The actual SQL query that produces the result is, in fact, quite involved:

cat(to_sql(dq, my_db, source_limit = 1000))
    `count` AS `count`,
    `probability` AS `probability`,
    `rank` AS `rank`,
    `subjectID` AS `subjectID`,
    `surveyCategory` AS `diagnosis`
   FROM (
     rank ( ) OVER (  PARTITION BY `subjectID` ORDER BY `probability`, `surveyCategory` ) AS `rank`
    FROM (
      exp ( `assessmentTotal` * 0.237 ) / sum ( exp ( `assessmentTotal` * 0.237 ) ) OVER (  PARTITION BY `subjectID` ) AS `probability`,
      count ( 1 ) OVER (  PARTITION BY `subjectID` ) AS `count`
     FROM (
       `d` LIMIT 1000
      ) tsql_0000
     ) tsql_0001
   ) tsql_0002
  ) tsql_0003
  WHERE `rank` = `count`
 ) tsql_0004
) tsql_0005 ORDER BY `subjectID`

The query is large, but due to its regular structure it should be very amenable to query optimization.

A feature to notice is: the query was automatically restricted to just columns actually needed from the source table to complete the calculation. This has the possibility of decreasing data volume and greatly speeding up query performance. Our initial experiments show rquery narrowed queries to be twice as fast as un-narrowed dplyr on a synthetic problem simulating large disk-based queries. We think if we connected directly to Spark’s relational operators (avoiding the SQL layer) we may be able to achieve even faster performance.

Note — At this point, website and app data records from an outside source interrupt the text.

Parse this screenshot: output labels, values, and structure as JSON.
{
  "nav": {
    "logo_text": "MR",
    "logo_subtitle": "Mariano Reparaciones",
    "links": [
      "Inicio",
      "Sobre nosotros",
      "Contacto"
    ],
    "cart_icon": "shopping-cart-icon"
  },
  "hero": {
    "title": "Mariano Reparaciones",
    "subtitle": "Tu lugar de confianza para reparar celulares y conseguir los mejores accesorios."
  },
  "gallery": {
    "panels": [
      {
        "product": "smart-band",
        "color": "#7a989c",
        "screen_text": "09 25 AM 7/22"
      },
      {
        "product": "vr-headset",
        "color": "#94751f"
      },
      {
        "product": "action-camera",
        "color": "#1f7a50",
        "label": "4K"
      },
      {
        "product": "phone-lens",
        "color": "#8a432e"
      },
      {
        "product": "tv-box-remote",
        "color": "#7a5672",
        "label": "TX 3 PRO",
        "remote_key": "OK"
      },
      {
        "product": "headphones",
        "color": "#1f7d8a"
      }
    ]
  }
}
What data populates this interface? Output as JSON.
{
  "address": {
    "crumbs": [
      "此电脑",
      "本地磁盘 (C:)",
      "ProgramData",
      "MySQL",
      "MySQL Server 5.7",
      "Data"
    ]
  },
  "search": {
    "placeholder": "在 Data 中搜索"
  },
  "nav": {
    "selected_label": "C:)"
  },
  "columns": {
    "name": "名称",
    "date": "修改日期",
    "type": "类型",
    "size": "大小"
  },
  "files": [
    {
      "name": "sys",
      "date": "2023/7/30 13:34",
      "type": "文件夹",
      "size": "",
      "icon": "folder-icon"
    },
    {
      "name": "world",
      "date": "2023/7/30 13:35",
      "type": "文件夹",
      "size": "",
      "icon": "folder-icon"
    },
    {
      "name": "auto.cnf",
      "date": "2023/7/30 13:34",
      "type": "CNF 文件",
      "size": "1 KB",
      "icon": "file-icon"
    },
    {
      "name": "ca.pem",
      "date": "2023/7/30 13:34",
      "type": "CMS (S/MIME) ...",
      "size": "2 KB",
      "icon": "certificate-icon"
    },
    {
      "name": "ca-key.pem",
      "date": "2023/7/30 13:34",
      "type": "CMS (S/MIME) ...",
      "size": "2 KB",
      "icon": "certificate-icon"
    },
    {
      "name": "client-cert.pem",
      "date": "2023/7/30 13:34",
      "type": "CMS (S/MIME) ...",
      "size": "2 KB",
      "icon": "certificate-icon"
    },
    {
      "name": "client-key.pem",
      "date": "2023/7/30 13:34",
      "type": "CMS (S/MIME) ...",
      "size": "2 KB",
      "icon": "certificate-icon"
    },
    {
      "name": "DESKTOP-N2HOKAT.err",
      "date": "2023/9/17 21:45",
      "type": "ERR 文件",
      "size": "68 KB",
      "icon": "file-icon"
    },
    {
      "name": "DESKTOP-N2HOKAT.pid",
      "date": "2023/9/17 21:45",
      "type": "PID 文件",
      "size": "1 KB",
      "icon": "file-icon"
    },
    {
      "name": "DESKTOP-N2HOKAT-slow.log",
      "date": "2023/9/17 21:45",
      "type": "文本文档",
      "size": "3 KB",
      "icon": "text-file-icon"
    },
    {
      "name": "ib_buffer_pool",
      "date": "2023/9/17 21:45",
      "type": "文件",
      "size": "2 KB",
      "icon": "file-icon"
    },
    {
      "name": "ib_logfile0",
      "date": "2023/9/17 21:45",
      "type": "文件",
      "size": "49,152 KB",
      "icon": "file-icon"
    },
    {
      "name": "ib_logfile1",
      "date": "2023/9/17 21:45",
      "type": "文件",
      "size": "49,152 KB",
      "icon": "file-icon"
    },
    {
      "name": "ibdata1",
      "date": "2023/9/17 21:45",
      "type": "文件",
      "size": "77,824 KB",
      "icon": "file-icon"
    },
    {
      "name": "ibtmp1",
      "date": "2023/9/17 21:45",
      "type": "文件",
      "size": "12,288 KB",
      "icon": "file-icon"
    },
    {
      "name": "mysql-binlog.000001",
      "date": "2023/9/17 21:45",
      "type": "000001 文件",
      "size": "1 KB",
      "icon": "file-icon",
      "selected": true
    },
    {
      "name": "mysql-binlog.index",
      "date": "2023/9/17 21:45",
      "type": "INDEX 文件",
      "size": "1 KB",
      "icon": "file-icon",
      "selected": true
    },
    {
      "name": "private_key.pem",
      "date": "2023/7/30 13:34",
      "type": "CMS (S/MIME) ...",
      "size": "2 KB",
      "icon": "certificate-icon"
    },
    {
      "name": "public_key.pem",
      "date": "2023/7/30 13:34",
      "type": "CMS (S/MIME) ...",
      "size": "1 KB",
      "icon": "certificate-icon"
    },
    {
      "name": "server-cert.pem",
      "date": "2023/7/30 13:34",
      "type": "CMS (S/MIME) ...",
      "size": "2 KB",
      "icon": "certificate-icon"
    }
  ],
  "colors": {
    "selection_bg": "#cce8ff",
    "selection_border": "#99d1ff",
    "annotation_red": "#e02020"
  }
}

The above optimization is possible because the rquery representation is an intelligible tree of nodes, so we can interrogate the tree for facts about the query. For example:

## [1] "diagnosis"   "probability" "subjectID"
## $d
## [1] "table('d')"
## $d
## [1] "subjectID"       "surveyCategory"  "assessmentTotal"

Part of the plan is: the additional record-keeping in the operator nodes would let a potentially powerful query optimizer work over the flow before it gets translated to SQL (perhaps an extension of or successor to seplyr, which re-plans over dplyr::mutate() expressions). At the very least restricting to columns later used and folding selects together would be achievable. One should have a good chance at optimization as the representation is fairly high-level, and many of the operators are relational (meaning there are known legal transforms a query optimizer can use). The flow itself is represented as follows:

table('d') %.>%
   := probability := exp(assessmentTotal * scale) / sum(exp(assessmentTotal * scale)),
   := count := count(1),
  p= subjectID) %.>%
   := rank := rank(),
  p= subjectID,
  o= probability, surveyCategory) %.>%
  c('diagnosis' = 'surveyCategory')) %.>%
 select_rows(.,  := rank = count) %.>%
 select_columns(., subjectID, diagnosis, probability) %.>%
 orderby(., subjectID)

We also can stand rquery up on non-DBI sources such as SparkR and perhaps even data.table.